interaction profile may change during chronic continuous use.

In clinical trials of EMEND in patients receiving highly emetogenic
chemotherapy, the most common adverse events reported at a frequency
greater than with standard therapy, and at an incidence of 1% or
greater, were hiccups (4.6% EMEND (aprepitant) vs. 2.9% standard
therapy), asthenia/fatigue (2.9% vs. 1.6%), increased ALT (2.8% vs.
1.5%), increased AST (1.1% vs. 0.9%), constipation (2.2% vs. 2.0%),
dyspepsia (1.5% vs. 0.7%), diarrhea (1.1% vs. 0.9%), headache (2.2% vs.
1.8%), and anorexia (2.0% vs. 0.5%).

In clinical trials of EMEND in patients receiving moderately emetogenic
chemotherapy, the most common adverse events reported at a frequency
greater than with standard therapy were eructation (1.0% EMEND vs. 0.1%
standard therapy) and fatigue (1.4% vs. 0.9%).

About CINV
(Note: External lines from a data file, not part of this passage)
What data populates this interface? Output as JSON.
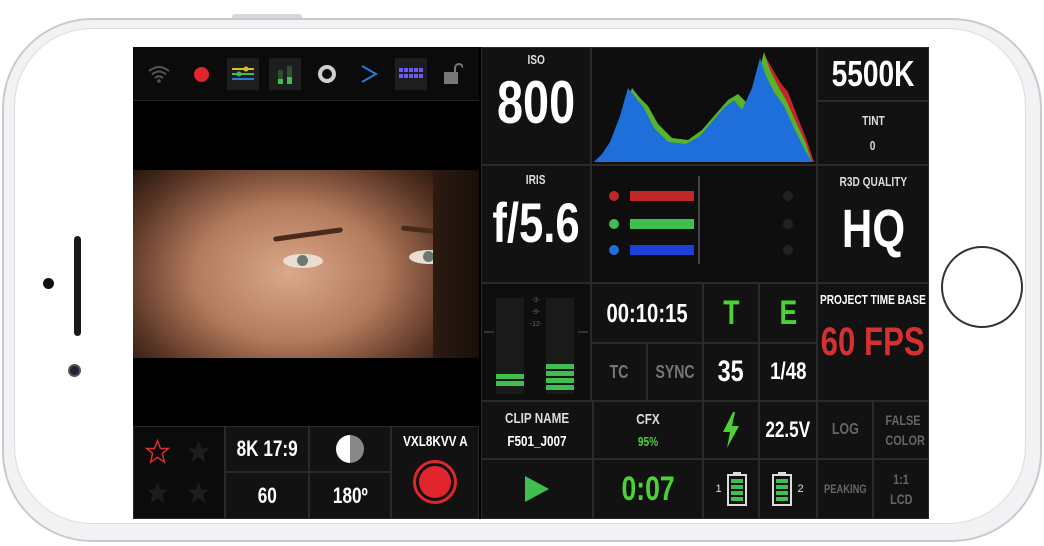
{
  "iso": {
    "label": "ISO",
    "value": "800"
  },
  "white_balance": {
    "value": "5500K",
    "tint_label": "TINT",
    "tint_value": "0"
  },
  "iris": {
    "label": "IRIS",
    "value": "f/5.6"
  },
  "r3d": {
    "label": "R3D QUALITY",
    "value": "HQ"
  },
  "audio": {
    "scale": [
      "-3-",
      "-9-",
      "-12-"
    ]
  },
  "timecode": {
    "value": "00:10:15",
    "tc_label": "TC",
    "sync_label": "SYNC"
  },
  "te": {
    "t": "T",
    "e": "E"
  },
  "shutter": {
    "fps_short": "35",
    "angle_frac": "1/48"
  },
  "project": {
    "label": "PROJECT TIME BASE",
    "value": "60 FPS"
  },
  "format": {
    "resolution": "8K 17:9",
    "fps": "60",
    "shutter_angle": "180º"
  },
  "reel": {
    "label": "VXL8KVV A"
  },
  "clip": {
    "label": "CLIP NAME",
    "value": "F501_J007"
  },
  "cfx": {
    "label": "CFX",
    "value": "95%"
  },
  "power": {
    "voltage": "22.5V"
  },
  "record_time": "0:07",
  "batteries": {
    "b1": "1",
    "b2": "2"
  },
  "toggles": {
    "log": "LOG",
    "false_color": "FALSE COLOR",
    "peaking": "PEAKING",
    "lcd": "1:1 LCD"
  },
  "colors": {
    "green": "#4cd137",
    "red": "#d63031",
    "blue": "#1e6fd9"
  }
}
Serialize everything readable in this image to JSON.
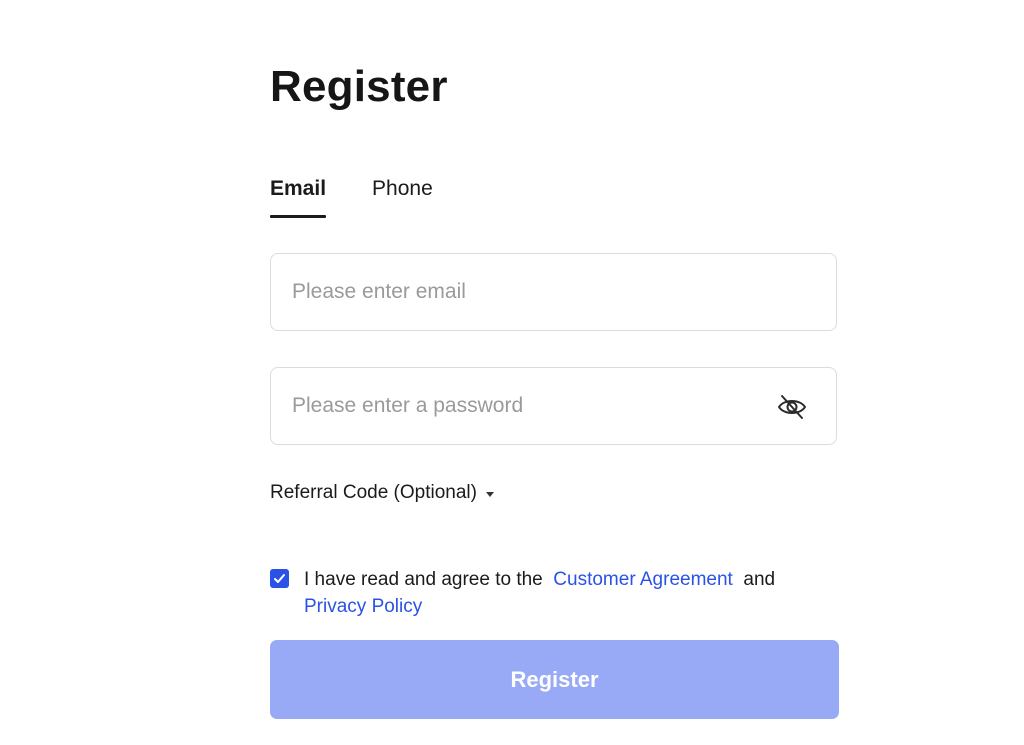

Chemotherapy Induced Nausea and Vomiting (CINV) is a common side effect
of chemotherapy caused by injured stomach cells that start the process
of nausea and vomiting and can directly activate the area of the brain
responsible for producing nausea and vomiting.

The two main types of CINV are acute and delayed. Acute happens within
the first 24 hours of receiving chemotherapy. Delayed happens from day 2
to day 5 after chemotherapy. The amount and timing of CINV can vary.
Some chemotherapies cause acute nausea and vomiting. Others cause acute
nausea and vomiting followed by another period of delayed nausea and

About Merck

Today’s Merck is a global healthcare leader working to help the world be
well. Merck is known as MSD outside the United States and Canada.
Through our prescription medicines, vaccines, biologic therapies, and
consumer care and animal health products, we work with customers and
operate in more than 140 countries to deliver innovative health
solutions. We also demonstrate our commitment to increasing access to
healthcare through far-reaching policies, programs and partnerships. For
more information, visit
and connect with us on Twitter,
and YouTube.

Forward-Looking Statement

This news release includes “forward-looking statements” within the
meaning of the safe harbor provisions of the United States Private
Securities Litigation Reform Act of 1995. These statements are based
upon the current beliefs and expectations of Merck’s management and are
subject to significant risks and uncertainties. There can be no
guarantees with respect to pipeline products that the products will
receive the necessary regulatory approvals or that they will prove to be
commercially successful. If underlying assumptions prove inaccurate or
risks or uncertainties materialize, actual results may differ materially
from those set forth in the forward-looking statements.

Risks and uncertainties include, but are not limited to, general
industry conditions and competition; general economic factors, including
interest rate and currency exchange rate fluctuations; the impact of
pharmaceutical industry regulation and healthcare legislation in the
United States and internationally; global trends toward healthcare cost
containment; technological advances, new products and patents attained
by competitors; challenges inherent in new product development,
including obtaining regulatory approval; Merck’s ability to accurately
predict future market conditions; manufacturing difficulties or delays;
financial instability of international economies and sovereign risk;
dependence on the effectiveness of Merck’s patents and other protections
for innovative products; and the exposure to litigation, including
patent litigation, and/or regulatory actions.

Merck undertakes no obligation to publicly update any forward-looking
statement, whether as a result of new information, future events or
otherwise. Additional factors that could cause results to differ
materially from those described in the forward-looking statements can be
found in Merck’s 2013 Annual Report on Form 10-K and the company’s other
filings with the Securities and Exchange Commission (SEC) available at
the SEC’s Internet site (

Please see Prescribing Information for EMEND (aprepitant) at
and Patient Information for EMEND (aprepitant) at

EMEND® is a registered trademark of Merck & Co., Inc., Whitehouse
Station, N.J., USA

Pam Eisele, 267-305-3558
Claire Mulhearn, 908-423-7425
Joseph Romanelli, 908-423-5185
Justin Holko, 908-423-5088

Unsubscribe from email alerts